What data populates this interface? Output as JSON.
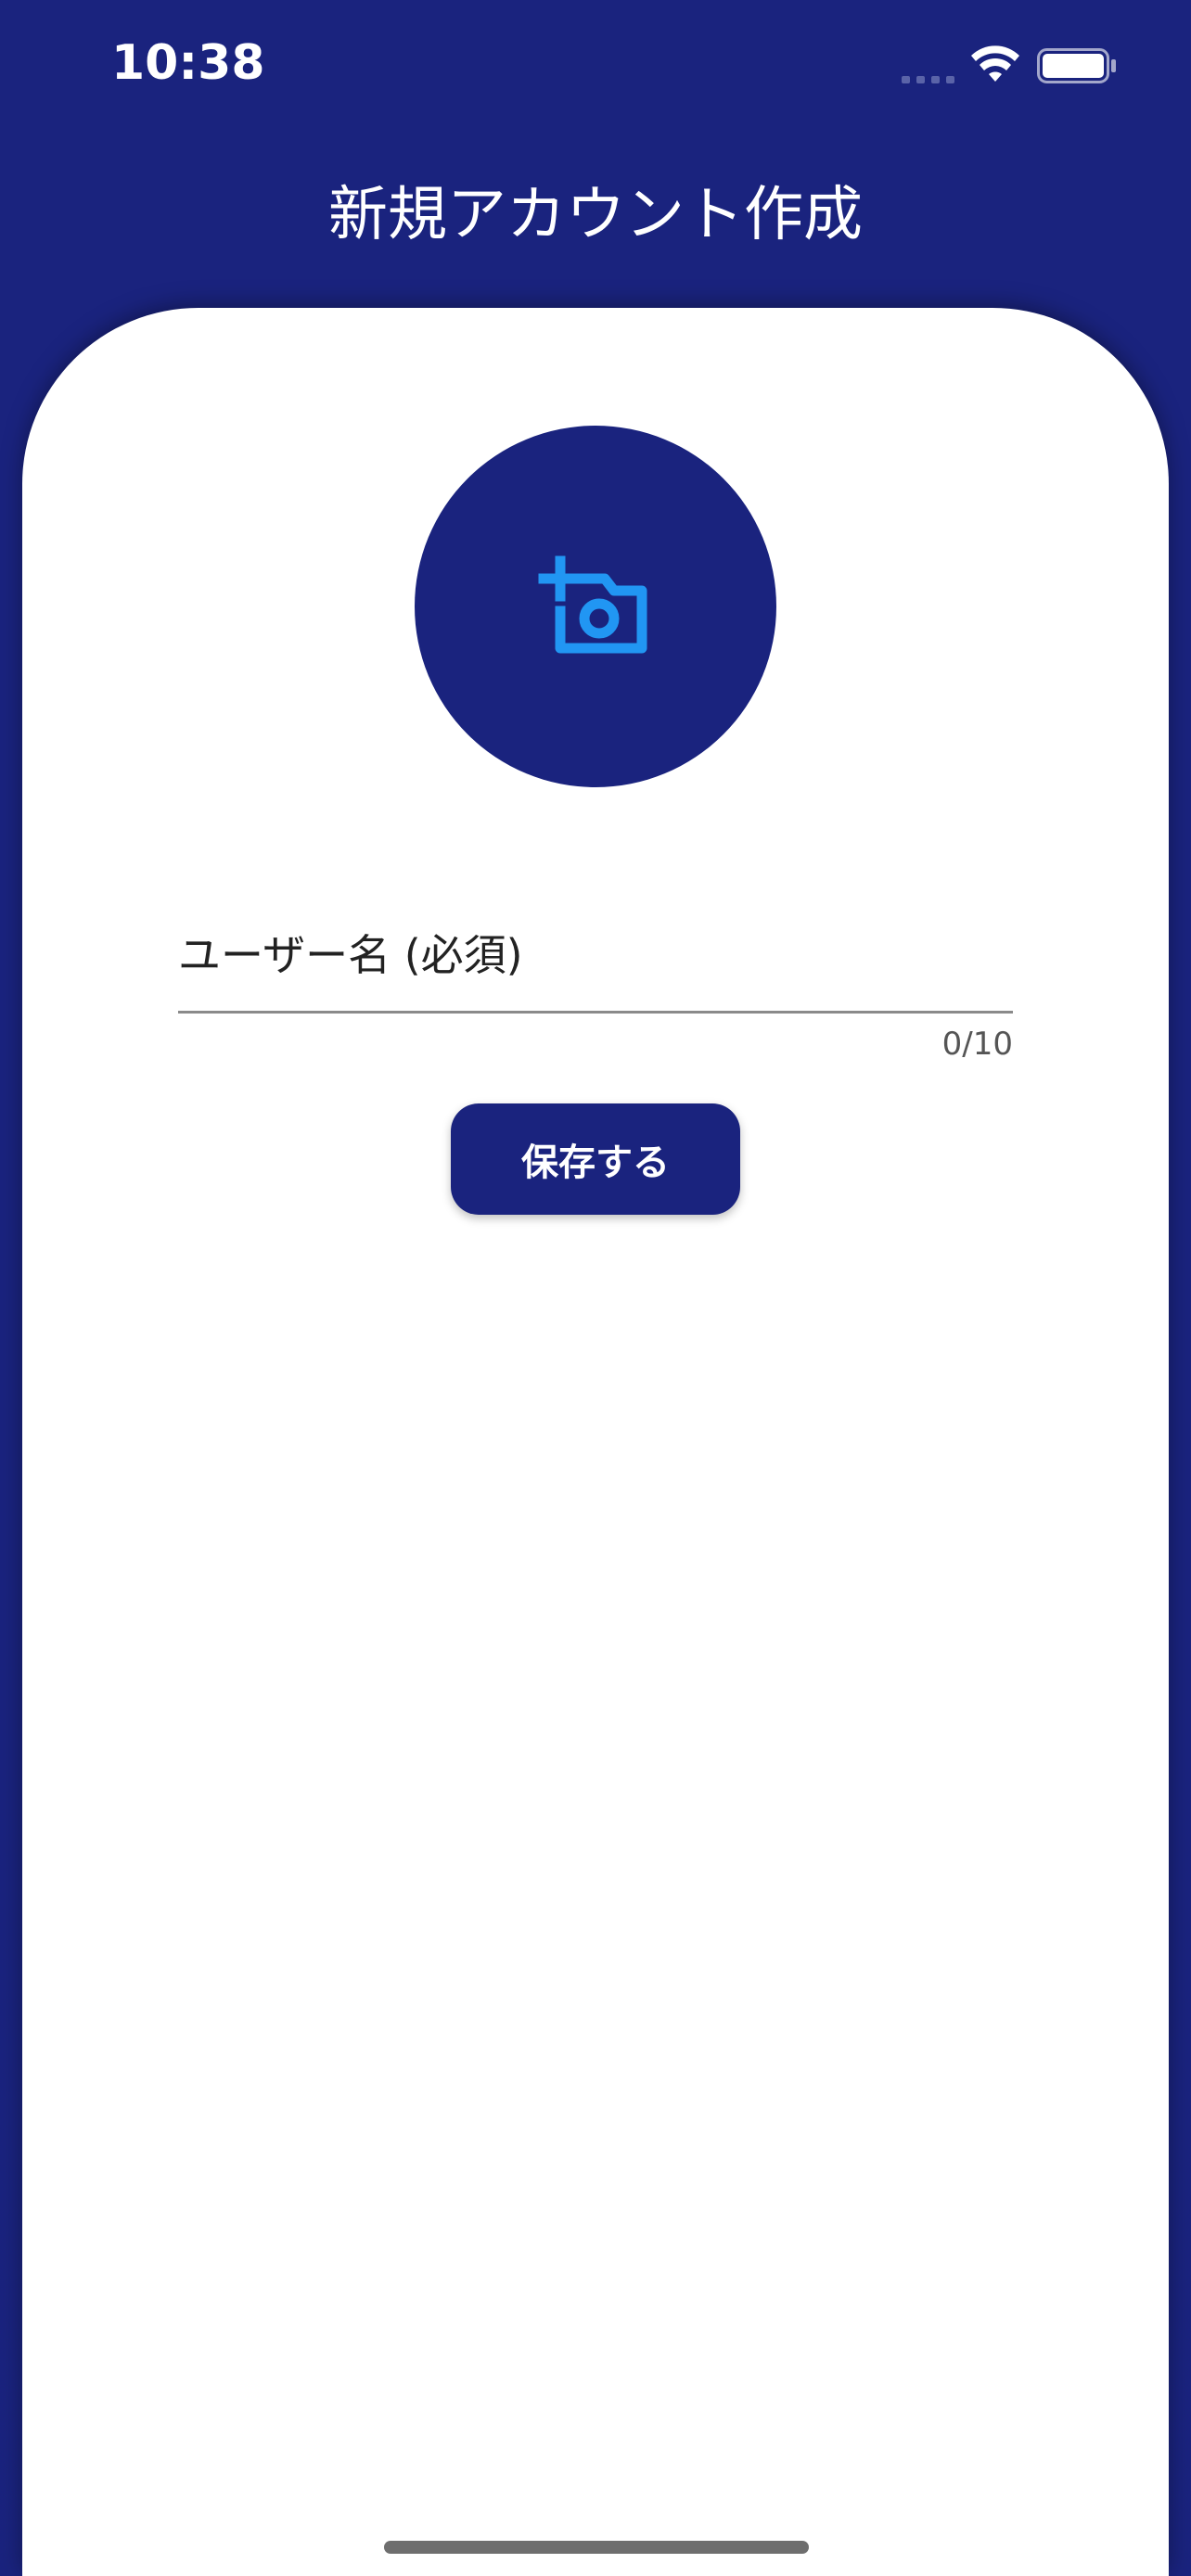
{
  "status_bar": {
    "time": "10:38"
  },
  "header": {
    "title": "新規アカウント作成"
  },
  "avatar": {
    "icon": "add-photo-camera-icon"
  },
  "form": {
    "username_placeholder": "ユーザー名 (必須)",
    "username_value": "",
    "char_counter": "0/10"
  },
  "actions": {
    "save_label": "保存する"
  },
  "colors": {
    "primary": "#1a237e",
    "accent": "#2196f3",
    "surface": "#ffffff"
  }
}
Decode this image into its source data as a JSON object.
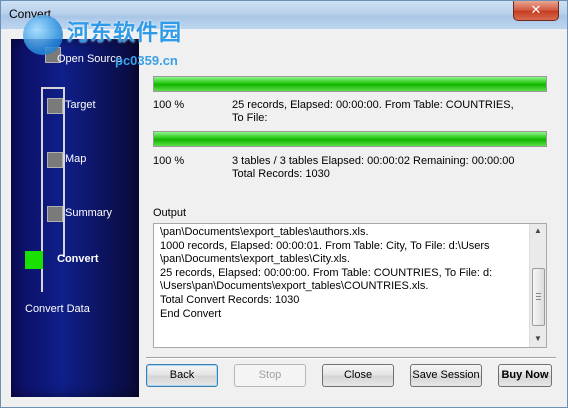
{
  "window": {
    "title": "Convert",
    "close_label": "✕"
  },
  "watermark": {
    "line1": "河东软件园",
    "line2": "pc0359.cn"
  },
  "sidebar": {
    "steps": [
      {
        "label": "Open Source"
      },
      {
        "label": "Target"
      },
      {
        "label": "Map"
      },
      {
        "label": "Summary"
      },
      {
        "label": "Convert"
      }
    ],
    "footer": "Convert Data"
  },
  "progress1": {
    "percent_value": 100,
    "percent": "100 %",
    "line1": "25 records,    Elapsed: 00:00:00.    From Table: COUNTRIES,",
    "line2": "To File:"
  },
  "progress2": {
    "percent_value": 100,
    "percent": "100 %",
    "line1": "3 tables / 3 tables    Elapsed: 00:00:02    Remaining: 00:00:00",
    "line2": "Total Records: 1030"
  },
  "output": {
    "label": "Output",
    "lines": [
      "\\pan\\Documents\\export_tables\\authors.xls.",
      "1000 records,    Elapsed: 00:00:01.    From Table: City,    To File: d:\\Users",
      "\\pan\\Documents\\export_tables\\City.xls.",
      "25 records,    Elapsed: 00:00:00.    From Table: COUNTRIES,    To File: d:",
      "\\Users\\pan\\Documents\\export_tables\\COUNTRIES.xls.",
      "Total Convert Records: 1030",
      "End Convert"
    ]
  },
  "buttons": {
    "back": "Back",
    "stop": "Stop",
    "close": "Close",
    "save_session": "Save Session",
    "buy_now": "Buy Now"
  },
  "colors": {
    "progress_green": "#13b400",
    "active_step": "#19e000",
    "sidebar_bg": "#0f1f8a"
  }
}
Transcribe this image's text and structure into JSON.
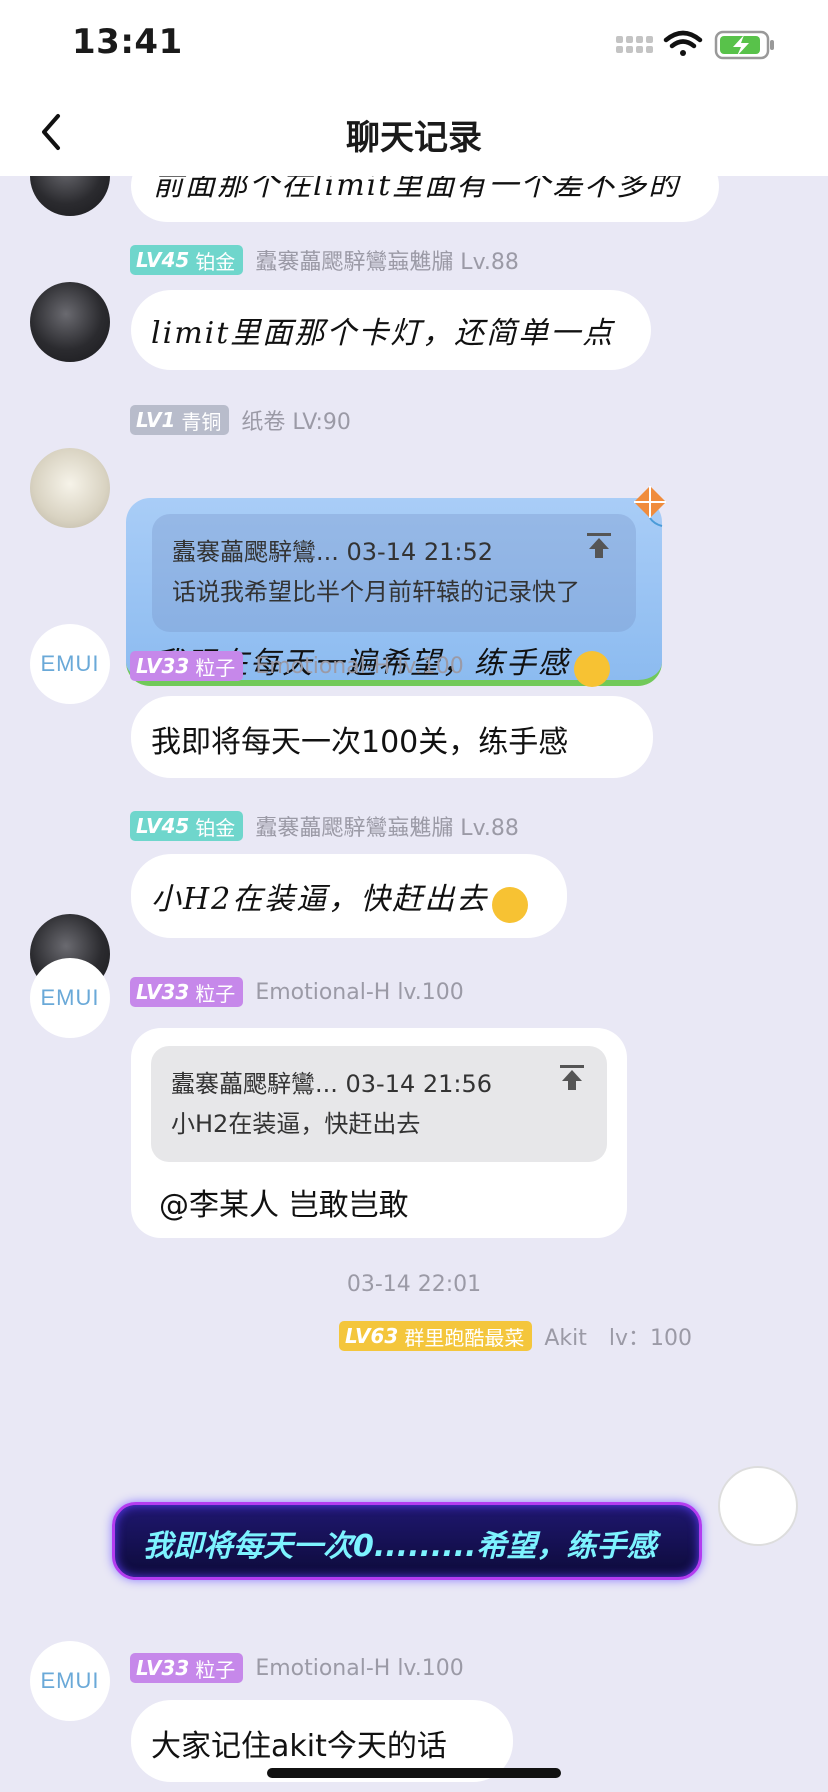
{
  "status_bar": {
    "time": "13:41"
  },
  "nav": {
    "title": "聊天记录"
  },
  "colors": {
    "background": "#e9e8f5",
    "badge_cyan": "#6fd6cc",
    "badge_gray": "#b8bccb",
    "badge_purple": "#c688ea",
    "badge_yellow": "#f4c63c",
    "neon_text": "#7df3ff"
  },
  "messages": [
    {
      "side": "left",
      "text": "前面那个在limit里面有一个差不多的"
    },
    {
      "side": "left",
      "level": "LV45",
      "rank": "铂金",
      "name": "蠹褰藟颸騂鸞蝱魋牖 Lv.88",
      "text": "limit里面那个卡灯，还简单一点"
    },
    {
      "side": "left",
      "level": "LV1",
      "rank": "青铜",
      "name": "纸卷 LV:90",
      "quote": {
        "header": "蠹褰藟颸騂鸞... 03-14 21:52",
        "body": "话说我希望比半个月前轩辕的记录快了"
      },
      "text": "我现在每天一遍希望，练手感"
    },
    {
      "side": "left",
      "level": "LV33",
      "rank": "粒子",
      "name": "Emotional-H lv.100",
      "text": "我即将每天一次100关，练手感"
    },
    {
      "side": "left",
      "level": "LV45",
      "rank": "铂金",
      "name": "蠹褰藟颸騂鸞蝱魋牖 Lv.88",
      "text": "小H2在装逼，快赶出去"
    },
    {
      "side": "left",
      "level": "LV33",
      "rank": "粒子",
      "name": "Emotional-H lv.100",
      "quote": {
        "header": "蠹褰藟颸騂鸞... 03-14 21:56",
        "body": "小H2在装逼，快赶出去"
      },
      "text": "@李某人 岂敢岂敢"
    },
    {
      "timestamp": "03-14 22:01"
    },
    {
      "side": "right",
      "level": "LV63",
      "rank": "群里跑酷最菜",
      "name": "Akit　lv：100",
      "text": "我即将每天一次0.........希望，练手感"
    },
    {
      "side": "left",
      "level": "LV33",
      "rank": "粒子",
      "name": "Emotional-H lv.100",
      "text": "大家记住akit今天的话"
    }
  ],
  "avatar_labels": {
    "emui": "EMUI"
  },
  "icons": [
    "back-chevron-icon",
    "signal-icon",
    "wifi-icon",
    "battery-charging-icon",
    "pin-to-top-icon",
    "kite-icon",
    "laughing-emoji-icon",
    "smug-emoji-icon"
  ]
}
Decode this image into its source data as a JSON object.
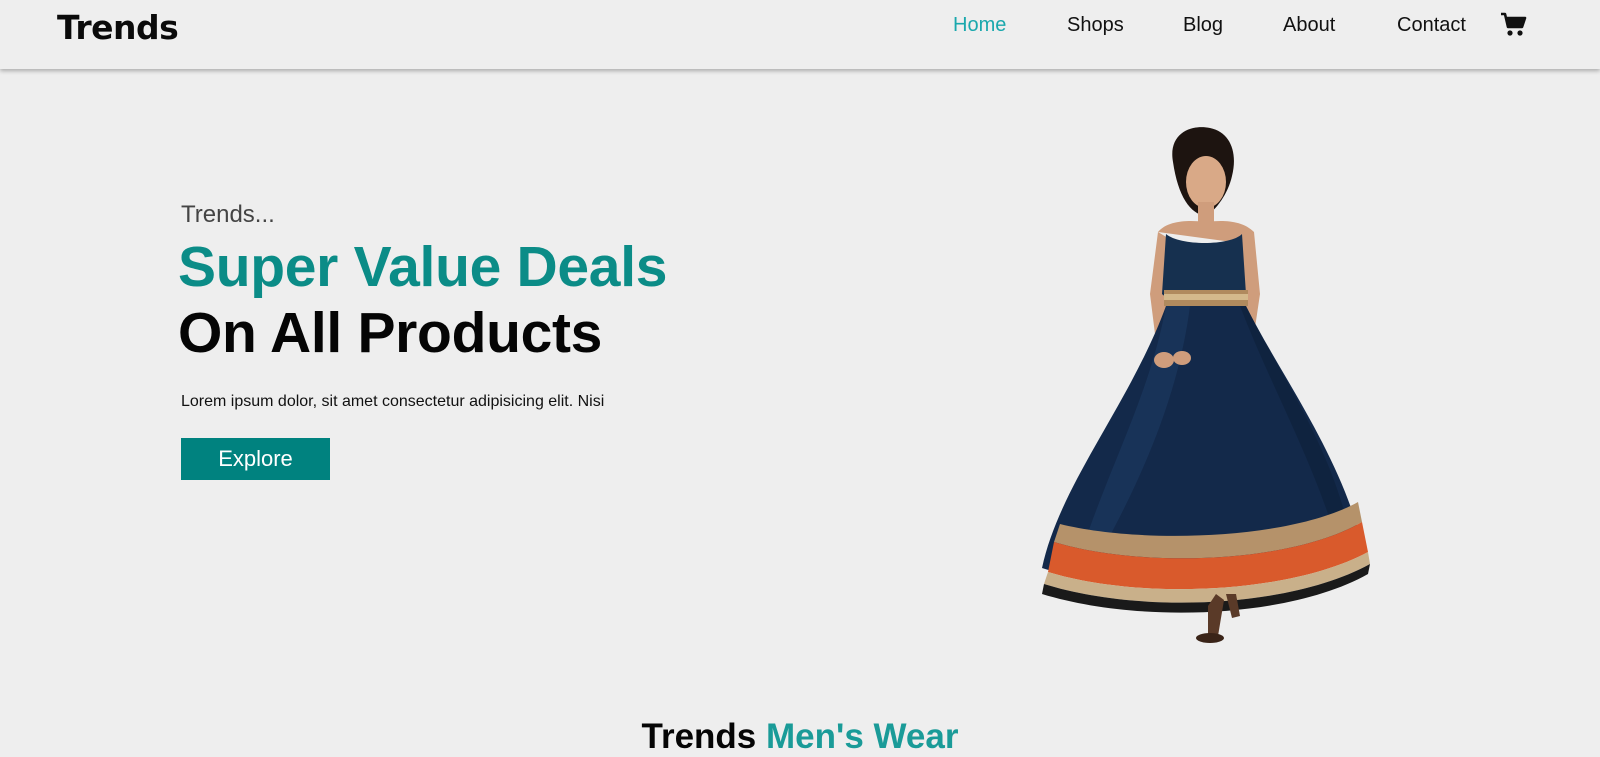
{
  "brand": {
    "logo_text": "Trends"
  },
  "nav": {
    "items": [
      {
        "label": "Home",
        "active": true
      },
      {
        "label": "Shops",
        "active": false
      },
      {
        "label": "Blog",
        "active": false
      },
      {
        "label": "About",
        "active": false
      },
      {
        "label": "Contact",
        "active": false
      }
    ],
    "cart_icon": "shopping-cart-icon"
  },
  "hero": {
    "tagline": "Trends...",
    "headline_accent": "Super Value Deals",
    "headline_main": "On All Products",
    "description": "Lorem ipsum dolor, sit amet consectetur adipisicing elit. Nisi",
    "cta_label": "Explore"
  },
  "section": {
    "title_prefix": "Trends",
    "title_accent": "Men's Wear"
  },
  "colors": {
    "accent": "#0b8c87",
    "nav_active": "#1aa8ad",
    "button_bg": "#00827f",
    "background": "#eeeeee"
  }
}
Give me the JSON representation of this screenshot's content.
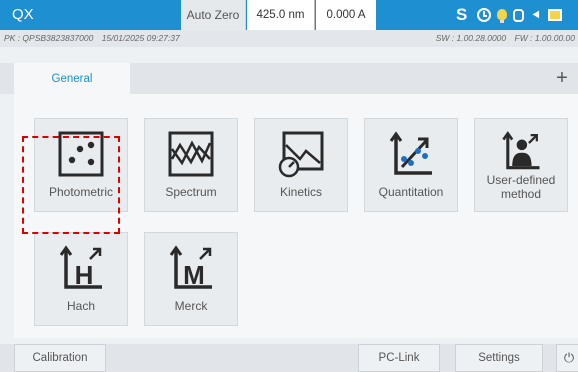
{
  "header": {
    "app_title": "QX",
    "auto_zero_label": "Auto Zero",
    "wavelength": "425.0 nm",
    "absorbance": "0.000 A",
    "status_letter": "S",
    "status_icons": [
      "clock-icon",
      "lamp-bulb-icon",
      "lamp-icon",
      "usb-icon",
      "display-icon"
    ]
  },
  "info": {
    "pk": "PK : QPSB3823837000",
    "datetime": "15/01/2025 09:27:37",
    "sw": "SW : 1.00.28.0000",
    "fw": "FW : 1.00.00.00"
  },
  "tabs": {
    "general": "General",
    "add": "+"
  },
  "methods": [
    {
      "id": "photometric",
      "label": "Photometric",
      "icon": "photometric-icon"
    },
    {
      "id": "spectrum",
      "label": "Spectrum",
      "icon": "spectrum-icon"
    },
    {
      "id": "kinetics",
      "label": "Kinetics",
      "icon": "kinetics-icon"
    },
    {
      "id": "quantitation",
      "label": "Quantitation",
      "icon": "quantitation-icon"
    },
    {
      "id": "user-defined",
      "label": "User-defined method",
      "icon": "user-defined-method-icon"
    },
    {
      "id": "hach",
      "label": "Hach",
      "icon": "hach-icon",
      "letter": "H"
    },
    {
      "id": "merck",
      "label": "Merck",
      "icon": "merck-icon",
      "letter": "M"
    }
  ],
  "footer": {
    "calibration": "Calibration",
    "pc_link": "PC-Link",
    "settings": "Settings",
    "power": "⏻"
  },
  "colors": {
    "accent": "#1e8fd0",
    "highlight": "#e00000",
    "icon_dark": "#2a2a2a",
    "icon_blue": "#1e6fc0"
  }
}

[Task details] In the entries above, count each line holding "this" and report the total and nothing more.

[Completed task] 5